Lakshmi Bai, also spelled as Laxmi Bai, born on November 19, 1835, Kashi, India and died on June 18, 1858, Kotah-ki-Serai, near Gwalior was an Indian queen of the Maratha princely state of Jhansi in North India currently present in Jhansi district in Uttar Pradesh, India. She was one of the leading figures of the Indian war of Independence 1857 and emerged as a symbol of resistance to the British Raj for Indian nationalists.
Rani Lakshmibai was born on 19 November 1828 in the town of Varanasi to a Marathi Karhade Brahmin couple Moropant Tambe and Bhagirathi Sapre. She was named Manikarnika Tambe and was nicknamed later as Manu. Her mother died when she was four years old. Her father worked for Peshwa Baji Rao II of Bithoor district.The Peshwa called her “Chhabili”, which means “playful”. She was educated at home, with freedom to read and write, and was more independent in her childhood than others of her age; her studies included shooting, horsemanship, fencing and mallakhamba with her childhood friends Nana Sahib and Tatya Tope.

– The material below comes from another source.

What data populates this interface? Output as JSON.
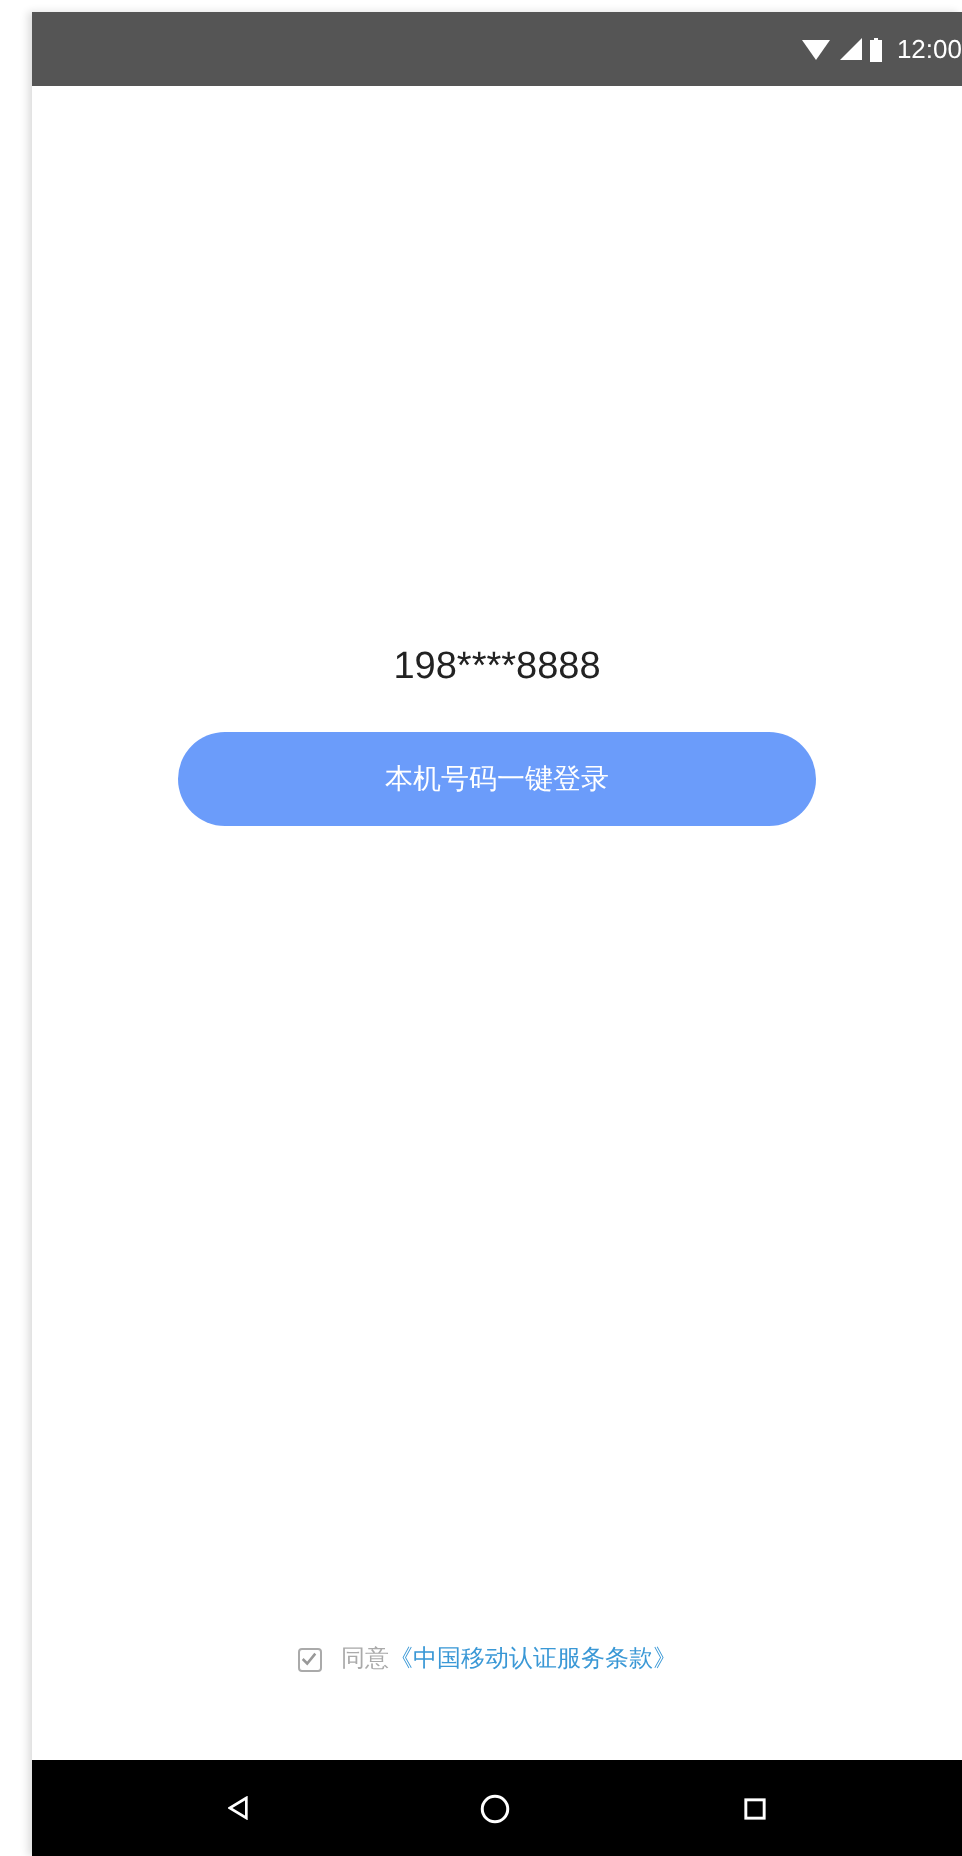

Rani Lakshmibai was accustomed to riding on horseback accompanied by a small escort between the palace and the temple although sometimes she was carried by palanquin.Her horses included Sarangi, Pavan and Baadal.As per archival evidences she rode Baadal when escaping from the fort in 1858. The Rani Mahal, the palace of Rani Lakshmibai, has now been converted into a museum.
Battle at Jhansi and the final scarifice
The British force arrived in Jhansi on the morning of March 21, 1858, and the attack began. The Rani asked Tatya Tope for help, but he failed although he came with 22, 000 men.However, the defeat encouraged the Rani, and she supervised the defence. General Rose stormed the fort on the morning of April 3, 1858. The next day Jhansi went under British control, and the fort was occupied on April 5, 1858.Historian S.N. Sinha has written is that the Rani dressed as a man and along with her followers left the fort in the night of April 4, or the morning of April 5, 1858. In any case, the Rani rode along the road leading to the city of Kalpi. In Kalpi, they planned to resist British force, but they failed. Then, the revolutionaries moved in the direction of Gwalior, where they first succeeded. On the June 18, 1858 the British attacked the revolutionaries and forced them to retreat. In this action, the Rani died. The final battle was fought on June 19, 1858. The Rani had been riding a horse, got stuck by bullets and fell. Some say that the Rani survived about twenty minutes. The arrangement was done instantly after her death for cremating her body. General Rose stated that the Rani was not killed on the field, but was carried off the ground and ordered a funeral pile which she fired by herself. Another version of the legend is that the Rani deliberately chose death over life under British rule.
Twenty years after her death Colonel Malleson wrote in the History of the Indian Mutiny; vol. 3; London, 1878 ‘Whatever her faults in British eyes may have been, her countrymen will ever remember that she was driven by ill-treatment into rebellion, and that she lived and died for her country, We cannot forget her contribution for India.”
Fear of colonial reprisal had prevented anybody from attempting a truthful history of Lakshmibai but the texts by Godse, Vrindavan Lal Verma and Paranis and living oral traditions has kept the bravery of queen alive.
Her unbeatable bravery, courage and fighting spirit is duly recognized in the form of Statues of Lakshmibai across India. Lakshmibai National University of Physical Education in Gwalior, Laksmibai National College of Physical Education in Thiruvananthapuram, Maharani Laxmi Bai Medical College in Jhansi are named after her. Rani Lakshmi Bai Central Agricultural University in Jhansi was founded in 2013. The Rani Jhansi Marine National Park is located in the Andaman and Nicobar Islands in the Bay of Bengal. A women’s unit of the Indian National Army was named the Rani of Jhansi Regiment. In 1957 two postage stamps were issued to commemorate the centenary of the rebellion. Indian representations in novels, poetry, and film tend towards an uncomplicated valorization of Rani Lakshmibai as an individual solely devoted to the cause of Indian independence.